    I would eventually love to go to the MOAB thing! After watching all the videos on youtube..I have been stung by you guys and the infection is spreading!! But anyways, I am a first time owner of a “Mountain” 2010 2dr JK. I am planning on putting Lockers on it. First question..Do I need to get lockers for front and rear? Or is it fine just to get front lets say? Cause that would get kind of pricey getting one for front and rear…second question.. I would assume that after installing a locker set you would need to install a switch for it? I would like to think that everyday driving would just be limited slip then when its time to be off road, with a flip of the switch you would be fully LOCKED?

    Thats all I can think of right now…As I would like to think I have a Project JK in the making! I should of got the 4dr though. oh well Thanks guys

  5. wayoflife October 7th, 2011 11:18 pm

    most people install both a front and rear locker and, it’s what i would recommend. if you install air lockers, you will need a compressor as well - it and the lockers will come with the needed switches. if you can only afford one, a rear locker would benefit you more. if you can only afford one selectable locker, one up front is what you’d want so that you can leave it off for daily driving.

  6. MOAB equipment and must haves - Page 2 January 11th, 2013 12:24 am

    [...] (thus referred to as a lunchbox locker). Reference information about different kinds of lockers: Project-JK.com - Jeep JK Wrangler Resource Dynatrac Presents - Lockers 101 Write-up on JKF: Aussie Locker D30 install Write-up on TJ install: Aussie Locker - Dana 30 [...]

  7. chris July 30th, 2013 3:40 am

    I have a 2013 jku sport.
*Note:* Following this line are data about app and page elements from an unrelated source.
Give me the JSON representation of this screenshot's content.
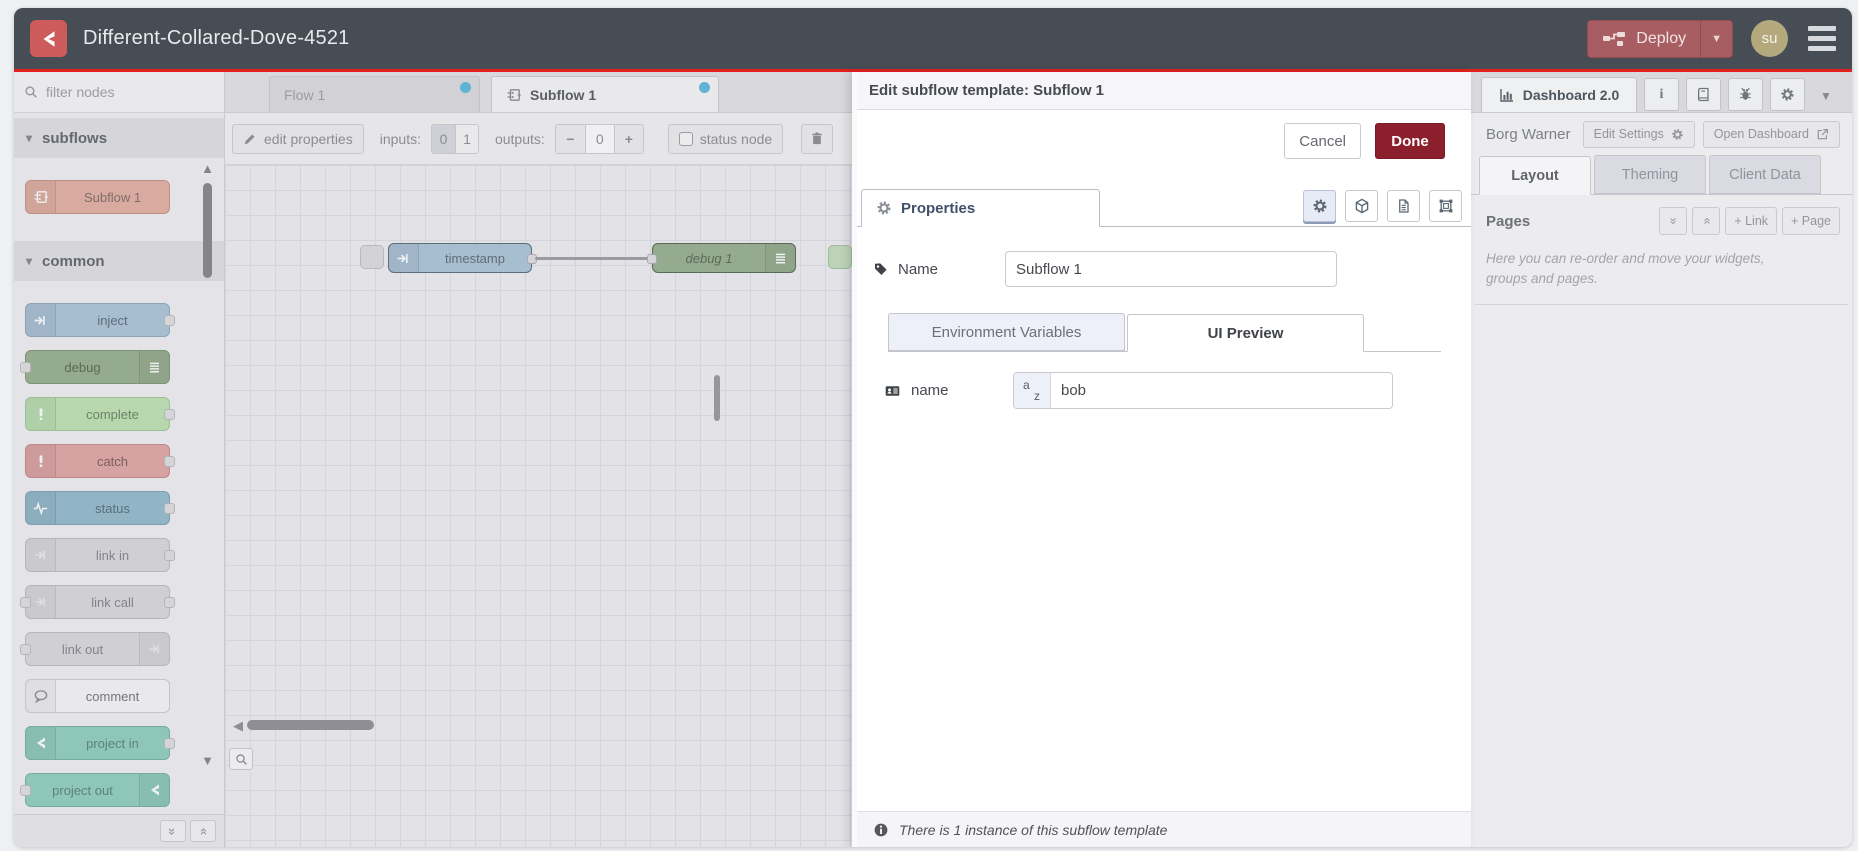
{
  "header": {
    "title": "Different-Collared-Dove-4521",
    "deploy_label": "Deploy",
    "avatar_initials": "su"
  },
  "palette": {
    "filter_placeholder": "filter nodes",
    "categories": [
      {
        "label": "subflows",
        "nodes": [
          {
            "label": "Subflow 1",
            "icon": "subflow-icon"
          }
        ]
      },
      {
        "label": "common",
        "nodes": [
          {
            "label": "inject",
            "icon": "arrow-in-icon"
          },
          {
            "label": "debug",
            "icon": "debug-lines-icon"
          },
          {
            "label": "complete",
            "icon": "exclamation-icon"
          },
          {
            "label": "catch",
            "icon": "exclamation-icon"
          },
          {
            "label": "status",
            "icon": "pulse-icon"
          },
          {
            "label": "link in",
            "icon": "link-arrow-icon"
          },
          {
            "label": "link call",
            "icon": "link-arrow-icon"
          },
          {
            "label": "link out",
            "icon": "link-arrow-icon"
          },
          {
            "label": "comment",
            "icon": "speech-bubble-icon"
          },
          {
            "label": "project in",
            "icon": "project-icon"
          },
          {
            "label": "project out",
            "icon": "project-icon"
          }
        ]
      }
    ]
  },
  "workspace": {
    "tabs": [
      {
        "label": "Flow 1",
        "active": false
      },
      {
        "label": "Subflow 1",
        "active": true
      }
    ],
    "toolbar": {
      "edit_properties": "edit properties",
      "inputs_label": "inputs:",
      "inputs_options": [
        "0",
        "1"
      ],
      "inputs_selected": "0",
      "outputs_label": "outputs:",
      "outputs_minus": "−",
      "outputs_value": "0",
      "outputs_plus": "+",
      "status_node": "status node"
    },
    "flow_nodes": [
      {
        "label": "timestamp",
        "icon": "arrow-in-icon"
      },
      {
        "label": "debug 1",
        "icon": "debug-lines-icon"
      }
    ]
  },
  "tray": {
    "title": "Edit subflow template: Subflow 1",
    "cancel_label": "Cancel",
    "done_label": "Done",
    "properties_tab": "Properties",
    "name_label": "Name",
    "name_value": "Subflow 1",
    "env_tab": "Environment Variables",
    "ui_tab": "UI Preview",
    "field": {
      "label": "name",
      "type_top": "a",
      "type_bottom": "z",
      "value": "bob"
    },
    "footer_text": "There is 1 instance of this subflow template"
  },
  "sidebar": {
    "dashboard_tab": "Dashboard 2.0",
    "instance_name": "Borg Warner",
    "edit_settings_label": "Edit Settings",
    "open_dashboard_label": "Open Dashboard",
    "tabs": [
      "Layout",
      "Theming",
      "Client Data"
    ],
    "pages_title": "Pages",
    "link_button": "+ Link",
    "page_button": "+ Page",
    "help_text": "Here you can re-order and move your widgets, groups and pages."
  },
  "colors": {
    "header_bg": "#464d54",
    "accent_red_line": "#e0211f",
    "deploy_bg": "#a85d62",
    "done_bg": "#8c1f2c",
    "tab_dot_blue": "#5fb3d6",
    "node_subflow": "#d9aba0",
    "node_inject": "#a7bdd0",
    "node_debug": "#95ab8f",
    "node_complete": "#b7d8af",
    "node_catch": "#d6a2a2",
    "node_status": "#92b5c5",
    "node_link": "#d0d0d4",
    "node_comment": "#e9e9ec",
    "node_project": "#8ec6ba"
  }
}
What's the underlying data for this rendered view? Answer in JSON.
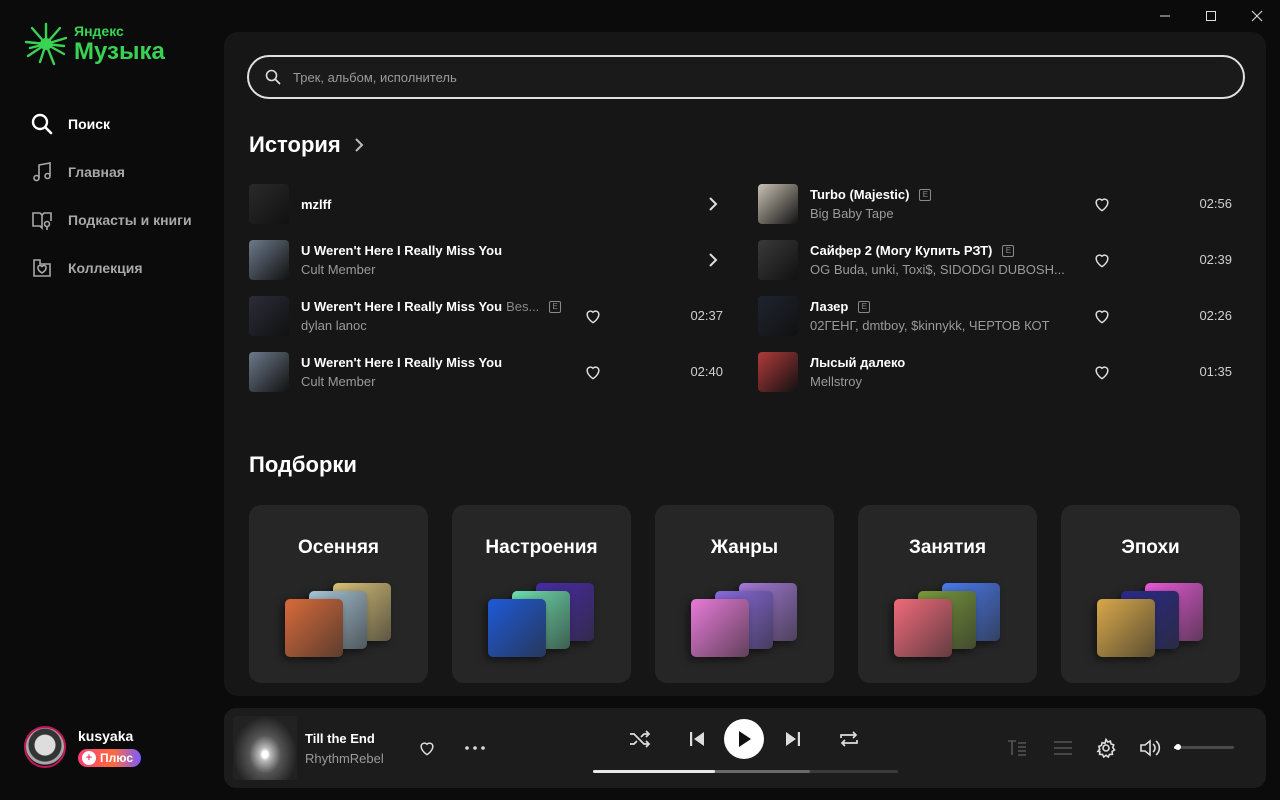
{
  "logo": {
    "small": "Яндекс",
    "big": "Музыка"
  },
  "nav": [
    {
      "label": "Поиск",
      "icon": "search-icon",
      "active": true
    },
    {
      "label": "Главная",
      "icon": "music-note-icon",
      "active": false
    },
    {
      "label": "Подкасты и книги",
      "icon": "book-mic-icon",
      "active": false
    },
    {
      "label": "Коллекция",
      "icon": "heart-folder-icon",
      "active": false
    }
  ],
  "user": {
    "name": "kusyaka",
    "badge": "Плюс"
  },
  "search": {
    "placeholder": "Трек, альбом, исполнитель"
  },
  "history": {
    "title": "История",
    "tracks": [
      {
        "title": "mzlff",
        "feat": "",
        "artist": "",
        "explicit": false,
        "duration": "",
        "type": "artist",
        "cover": "#2a2a2a"
      },
      {
        "title": "U Weren't Here I Really Miss You",
        "feat": "",
        "artist": "Cult Member",
        "explicit": false,
        "duration": "",
        "type": "album",
        "cover": "#6c7a8a"
      },
      {
        "title": "U Weren't Here I Really Miss You",
        "feat": "Bes...",
        "artist": "dylan lanoc",
        "explicit": true,
        "duration": "02:37",
        "type": "track",
        "cover": "#2b2d3a"
      },
      {
        "title": "U Weren't Here I Really Miss You",
        "feat": "",
        "artist": "Cult Member",
        "explicit": false,
        "duration": "02:40",
        "type": "track",
        "cover": "#6c7a8a"
      },
      {
        "title": "Turbo (Majestic)",
        "feat": "",
        "artist": "Big Baby Tape",
        "explicit": true,
        "duration": "02:56",
        "type": "track",
        "cover": "#c9c2b3"
      },
      {
        "title": "Сайфер 2 (Могу Купить РЗТ)",
        "feat": "",
        "artist": "OG Buda, unki, Toxi$, SIDODGI DUBOSH...",
        "explicit": true,
        "duration": "02:39",
        "type": "track",
        "cover": "#3a3a3a"
      },
      {
        "title": "Лазер",
        "feat": "",
        "artist": "02ГЕНГ, dmtboy, $kinnykk, ЧЕРТОВ КОТ",
        "explicit": true,
        "duration": "02:26",
        "type": "track",
        "cover": "#1e2430"
      },
      {
        "title": "Лысый далеко",
        "feat": "",
        "artist": "Mellstroy",
        "explicit": false,
        "duration": "01:35",
        "type": "track",
        "cover": "#b23a3a"
      }
    ]
  },
  "selections": {
    "title": "Подборки",
    "cards": [
      {
        "title": "Осенняя",
        "tiles": [
          "#d8c27a",
          "#a9c6d8",
          "#d86a3a"
        ]
      },
      {
        "title": "Настроения",
        "tiles": [
          "#4a2aa8",
          "#6fe0b0",
          "#1e5ad8"
        ]
      },
      {
        "title": "Жанры",
        "tiles": [
          "#a47ad8",
          "#8a6ae0",
          "#e87ad8"
        ]
      },
      {
        "title": "Занятия",
        "tiles": [
          "#4a7af0",
          "#7a9a3a",
          "#f06a7a"
        ]
      },
      {
        "title": "Эпохи",
        "tiles": [
          "#e85ad8",
          "#2a2a8a",
          "#d8a84a"
        ]
      }
    ]
  },
  "player": {
    "title": "Till the End",
    "artist": "RhythmRebel",
    "progress": 0.4,
    "buffered": 0.71,
    "volume": 0.06
  },
  "colors": {
    "accent": "#39d353",
    "panel": "#161616",
    "card": "#262626"
  }
}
If I ran an auto locker in the front. Would I have any trouble, or really notice it in two wheel drive? like around town. I have friends that have ran them for years in xj’s . I like the idea of selectable lockers. but they cost so much. thanks. chris

  8. wayoflife August 4th, 2013 2:57 pm

    You would notice them a little, a soft clicking on turns. On snow and ice, you would notice them a lot.

Leave a reply